What do you love about America? The freedom of speech? The right to bear arms? For me, it's the Inflatosaurus rex looming up over the new car lot. Dear God, I am nuts about this country!
And speaking of the Clarion Write-a-Thon tuckerizations . . .
Out of all 42 tuckerizations, only three were commissioned for birthdays – yesterday's and both of today's. What were the odds? One of these stories should be considered to be a weekend story,
Happy birthday, Jessica! Happy birthday, Jill!
A Woman of Singular Skill
The Singularity, sometimes derisively referred to as “the Rapture of the nerds,” arrived three days ahead of schedule. This was due, perhaps, to unexpected brilliance on the part of an obscure robotics team at Carnegie, the success of a counterintuitive experiment at CERN, and a linguistic breakthrough by an obscure poet in Zagreb. Unfortunately, as a result everybody found themselves living in a post-singularity, post-poverty, post-postmodernity virtual existence in the Matryoshka shells that now enveloped the sun in countless layers of Strossian computronium without having been given enough warning to pack.
A lot of things got left behind.
Thus it was Jessica Taylor Erwin's strange fate to be the only uploaded posthuman still possessed of woodcarving skills. She was living in a Vinge estate with a simple 100-room castle, garden, and lake, surrounded by an infinite forest. One day when a centaur carrying a briefcase trotted out of the infinite surrounding forest and said, “Listen. We really need your skills.”
“Fine,” she said. “Come back next Tuesday with a good set of tools and I'll give you your first lesson.”
“That's not how we do things anymore. Give me permission, and my briefcase will take the information directly from your brain.”
“Forget it,” Jessica said.
“Aw, c'mon!” the briefcase said. “Knowledge wants to be free. Don't be selfish.”
“Goodbye, Mr. Suitcase.” Jessica snapped her fingers and the centaur and his briefcase went away. Then she declared that nobody wanting to harvest information from her brain was allowed on her estate. In Postsingularia, you could do that.
A week later, Jessica was in her garden when a flying carpet descended from the sky. “Hi,” the woman sitting cross-legged on it said, “I heard you give woodcarving lessons.”
“Well, I haven't so far, but . . . How do you propose to pay for them?”
“I'm a quilter. I could teach you.”
Within the month there were a dozen workshops in Jessica's garden, and the virtual renaissance of human crafts had begun.

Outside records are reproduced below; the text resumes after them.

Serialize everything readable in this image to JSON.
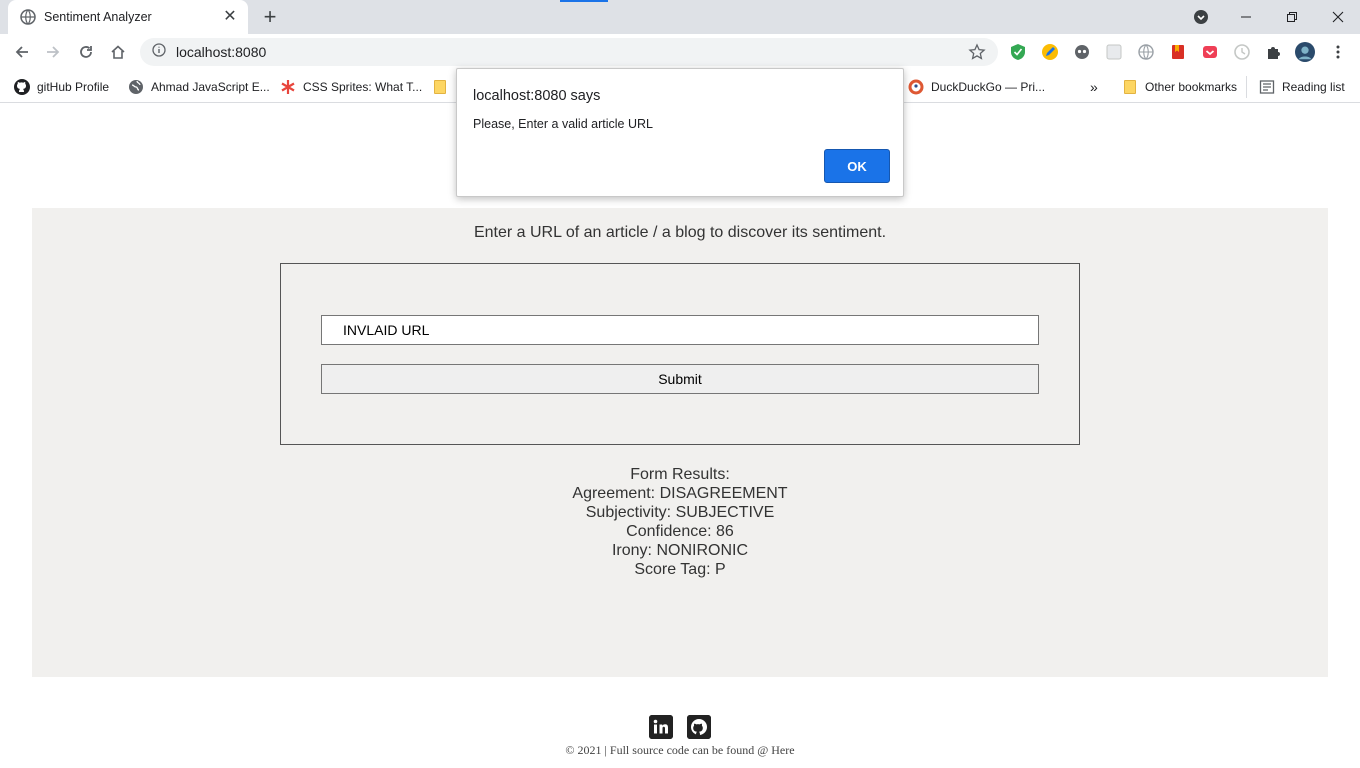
{
  "browser": {
    "tab": {
      "title": "Sentiment Analyzer"
    },
    "address": {
      "url": "localhost:8080"
    },
    "bookmarks": [
      {
        "label": "gitHub Profile"
      },
      {
        "label": "Ahmad JavaScript E..."
      },
      {
        "label": "CSS Sprites: What T..."
      },
      {
        "label": "DuckDuckGo — Pri..."
      }
    ],
    "bookmarks_overflow": "»",
    "other_bookmarks": "Other bookmarks",
    "reading_list": "Reading list"
  },
  "dialog": {
    "title": "localhost:8080 says",
    "message": "Please, Enter a valid article URL",
    "ok_label": "OK"
  },
  "page": {
    "instruction": "Enter a URL of an article / a blog to discover its sentiment.",
    "form": {
      "url_value": "INVLAID URL",
      "submit_label": "Submit"
    },
    "results": {
      "heading": "Form Results:",
      "agreement": "Agreement: DISAGREEMENT",
      "subjectivity": "Subjectivity: SUBJECTIVE",
      "confidence": "Confidence: 86",
      "irony": "Irony: NONIRONIC",
      "score_tag": "Score Tag: P"
    },
    "footer": {
      "copyright": "© 2021 | Full source code can be found @ Here"
    }
  },
  "colors": {
    "accent": "#1a73e8",
    "panel_bg": "#f1f0ee"
  }
}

“You do realize,” Jessica's husband James said one day, “that you're really wreaking havoc with the whole concept of post-Singular economics.”
“Oh, hush. If we don't enjoy making things with our hands, we're not really human, are we?”
Time travel, it turns out, is not all that dissimilar to rock climbing. Whether you’re climbing up or climbing down, moving into the future or into the past, there’s always one moment when the climber-or-traveler gets stuck, when she thinks to herself: I’ve gone too far this time. In that moment of calm terror, it’s possible for the brain to go into overdrive. Which is how Jill Roberts came to invent time travel.
She came back from the mountains full of plans and ambitions. First she went to the bank and extracted her life savings. Then she had it all converted to British hundred-pound notes. (“Nothing later than 1994,” she specified.) Throwing a handful of news and technology magazines into her bag, she set out for the past.
Down the steep timescape of tachyons she made her perilous way back to 1995, emerging at last outside Nicolson's Café in Edinburgh. Inside, sitting in a dark corner, a welfare mother sat hunched over a writing tablet. Respectfully, Roberts said, “Ms. Rowling? I’m here to make you an offer for your book.”
Any doubts the writer might have had about the offer were swept away by the wad of money that Roberts plunked down on the table before her.
From there it was but a short hop-skip-and-jump through time and space to San Francisco, where a young man named Jacob Weisman had just founded a small press called Tachyon Publications. Contracts in hand, she walked into the newly-opened offices and said, “You don’t know it yet, but I’m your new managing editor.”
Jacob Weisman looked up and scowled. “Who the hell are you?” Then, seeing the magazines she’d spread before him, “What are you?”
“I’m Jill Roberts,” she said, “and I’m the best thing that ever happened to you.”